Infertility, Infertility, Miscarriage

Mother’s Day Isn’t Joyful for Everyone

Perinatal Mood Disorder

Womens Hormone RestorationAlthough the intent of Mother’s Day is a lovely one – to celebrate the contributions, the sacrifices and the joy that mother’s bring to their children’s lives, it can also be a day that is equally as difficult. Women who struggle with infertility, miscarriage, and/or the loss of an older child, suffer.

Knowing how to navigate Mother’s Day either as a woman who feels the need to grieve, or as a person who wants to support that woman, can be seemingly impossible. To help find answers, we reached out to Ester Stanard, Founder of Miscarriage Matters Inc, an organization that supports women dealing with Miscarriage, Stillbirth and Early Infant Loss, to ask for her insight.  I know Ester personally and love what she is doing for women who have suffered a loss and invite you to reach out to her and the amazing group of women who volunteer, whether as a volunteer or as a woman who could benefit from the support of other women who have been through a similar experience.  I can tell you it helped me so much to have another woman who knew what I was going through to speak to – I will be forever grateful to my dear friend Ava.


What is important for women, who have experienced loss, to know on Mother’s Day?


“A mother is not defined by the number of children you can see, but by the love she holds in her heart.

-Franchesca Cox


This quote is one of my favorites.  Unfortunately many in our society don’t recognize the brief life of a child lost through miscarriage. While this lack of recognition is an unfortunate realization, a miscarriage isn’t just a loss, it’s the death of a child. It’s important for mothers of loss to know this on Mother’s Day.  The things that make someone a mother – being loving, caring and nurturing – are things they did and they experienced. THAT makes them a mother. “A Mother’s Poem” is such a fitting poem that captures the essence and feelings of a mother who has suffered such devastation, and at times questions if she is/was actually a mother. Many women have found great comfort in its powerful words.

Read it here.


How can people, who love a woman who has experienced such a loss, support her?

Mother’s Day can be extremely difficult for a mother who’s experienced loss. Many times, “others” tend to not recognize a woman who doesn’t have a child that’s present and accounted for.

With miscarriage still being such a taboo subject, many women are simply not recognized and often suffer in silence.  While increasing awareness around loss is needed, so is an increase in compassion and how we relate to these women, these mothers.

Several of our mothers have shared the ways in which they’re being honored this Mother’s Day. Some have been acknowledged with flowers, cards and the occasional spa day. Others have been given more personal pieces such as a birth stone of when the  baby would have been born.
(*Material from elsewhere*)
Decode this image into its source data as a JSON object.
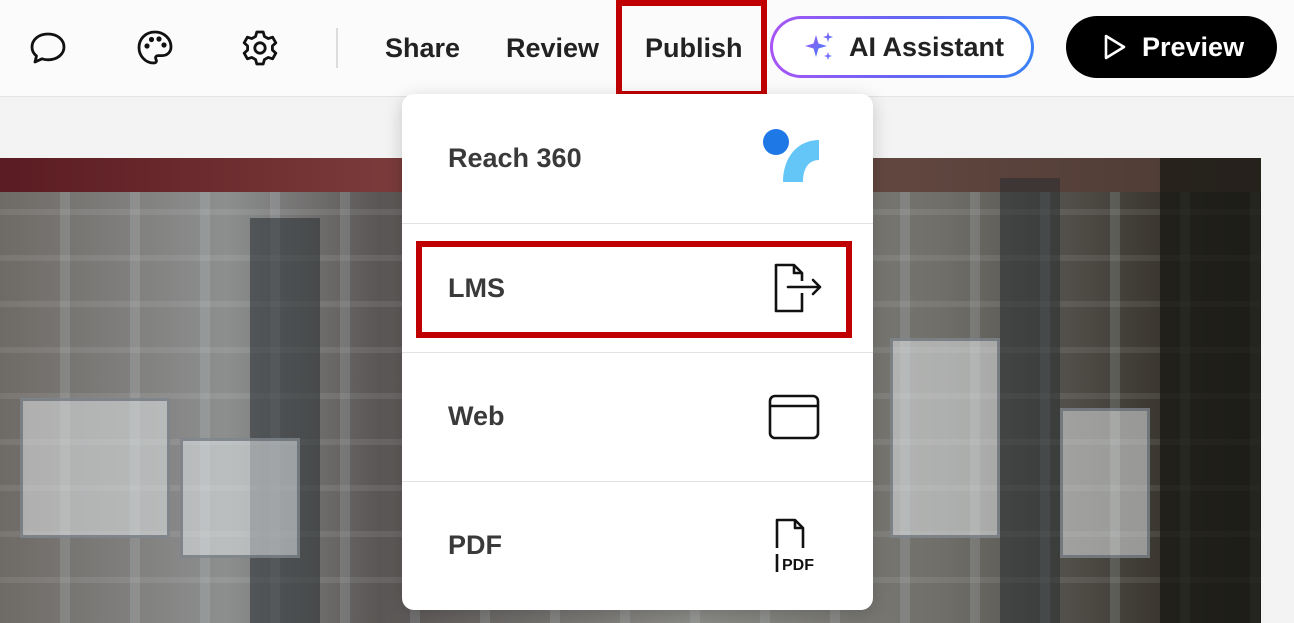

Others who collect individual charms for necklaces and bracelets have been given small rattles and pacifier charms to add to their collection. For those who are close to nature, a suggestion of a balloon release after a picnic or giving her a living plant or tree that she can watch grow seemed to be a perfect way to acknowledge the day. Whatever way you decide to honor a mother of loss, I would simply encourage you to do so. I’m sure that your thoughtfulness will touch her in a very personal and special way.

Miscarriage Matters and Mothers of Miscarriage, Stillbirth and Early Infant Loss, MATTER.



♥ This post is dedicated to a very special woman I know and all the other women

who will be experiencing her first mother’s day after a loss.  You are all mothers. ♥